The Economics of Adaptation to Climate Change – The Case of GermanyZEW Discussion Paper No. 09-057 // 2009
Adaptation to climate change is becoming increasingly important in the political and scientific debate. The reason for this is that climate change impacts are visible already today and will intensify in the next decades. Furthermore, the prospects for an effective international agreement on climate policy with binding emission reduction targets are uncertain. The economic analysis of adaptation, however, is still in its infancy with a few economic studies covering specific aspects of adaptation. Therefore, this paper aims at developing a broad economic framework for adaptation which can provide a foundation and a starting point for future economic research. The economic analysis allows us to distinguish between autonomous adaptation by private agents on the one hand and collective adaptation measures by government entities on the other. Our theoretical economic approach follows the basic economic paradigm of efficient competitive markets where government intervention is justified by market failure only. The most important case of market failure in adaptation is the provision of public goods, such as dykes or weather information systems. Moreover, we discuss further political objectives, namely equity and security of supply, in the context of adaptation to climate change. The approach developed in the theory part is then applied to the case of Germany. Due to its size and geography as well as its relatively diversified sectoral structure Germany is a good example to analyze and develop adaptation measures in climate sensitive sectors in industrialized countries, particularly in Europe. The case study on Germany which is based on the available literature covers sectors that are particularly vulnerable to climate change, namely agriculture, energy, water and coastal protection, and human health. While from an economic perspective adaptation in agriculture and energy should predominantly be autonomous, the government has a role in the sectors water, coastal protection and health. The results indicate that in Germany beside the negative impacts of climate change positive impacts are to be expected in some sectors, such as agriculture. Therefore a differentiated adaptation strategy by consumers, producers, and policy makers requires more research into the climate impacts on different sectors of life and the economy.

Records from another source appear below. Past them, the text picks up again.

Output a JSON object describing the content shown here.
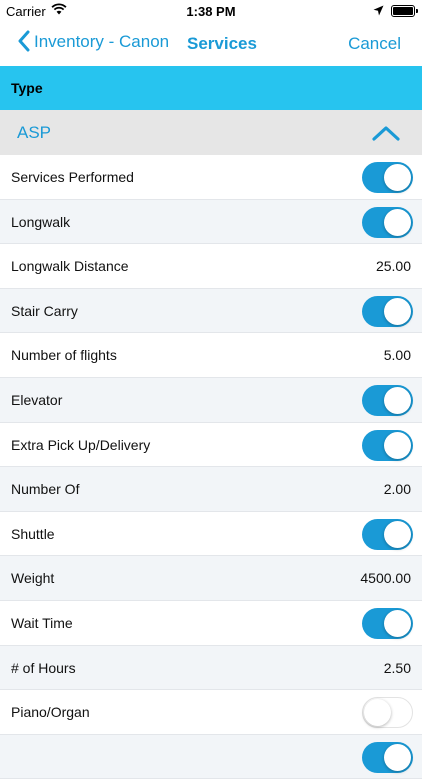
{
  "status_bar": {
    "carrier": "Carrier",
    "time": "1:38 PM"
  },
  "nav": {
    "back_label": "Inventory - Canon",
    "title": "Services",
    "cancel_label": "Cancel"
  },
  "type_header": "Type",
  "section": {
    "label": "ASP",
    "expanded": true
  },
  "colors": {
    "accent": "#1a9ad6",
    "type_header_bg": "#27c4ef",
    "section_bg": "#e6e6e6",
    "alt_row_bg": "#f2f5f8"
  },
  "rows": [
    {
      "label": "Services Performed",
      "kind": "toggle",
      "on": true
    },
    {
      "label": "Longwalk",
      "kind": "toggle",
      "on": true
    },
    {
      "label": "Longwalk Distance",
      "kind": "value",
      "value": "25.00"
    },
    {
      "label": "Stair Carry",
      "kind": "toggle",
      "on": true
    },
    {
      "label": "Number of flights",
      "kind": "value",
      "value": "5.00"
    },
    {
      "label": "Elevator",
      "kind": "toggle",
      "on": true
    },
    {
      "label": "Extra Pick Up/Delivery",
      "kind": "toggle",
      "on": true
    },
    {
      "label": "Number Of",
      "kind": "value",
      "value": "2.00"
    },
    {
      "label": "Shuttle",
      "kind": "toggle",
      "on": true
    },
    {
      "label": "Weight",
      "kind": "value",
      "value": "4500.00"
    },
    {
      "label": "Wait Time",
      "kind": "toggle",
      "on": true
    },
    {
      "label": "# of Hours",
      "kind": "value",
      "value": "2.50"
    },
    {
      "label": "Piano/Organ",
      "kind": "toggle",
      "on": false
    },
    {
      "label": "",
      "kind": "toggle",
      "on": true
    }
  ]
}
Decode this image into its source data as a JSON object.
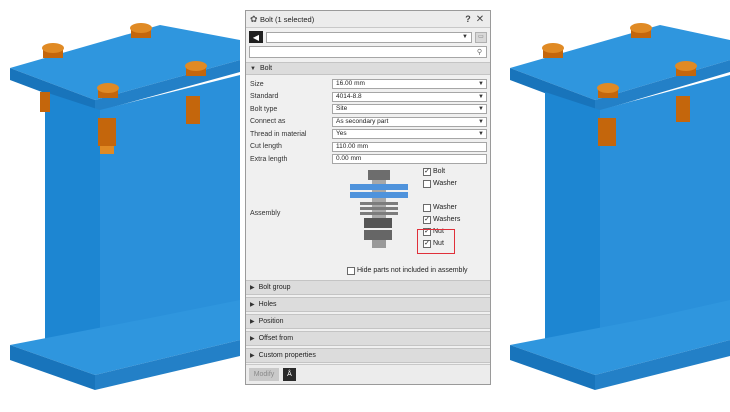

Dannenberg, Astrid, Tim Mennel, Daniel Osberghaus and Bodo Sturm (2009), The Economics of Adaptation to Climate Change – The Case of Germany, ZEW Discussion Paper No. 09-057, Mannheim.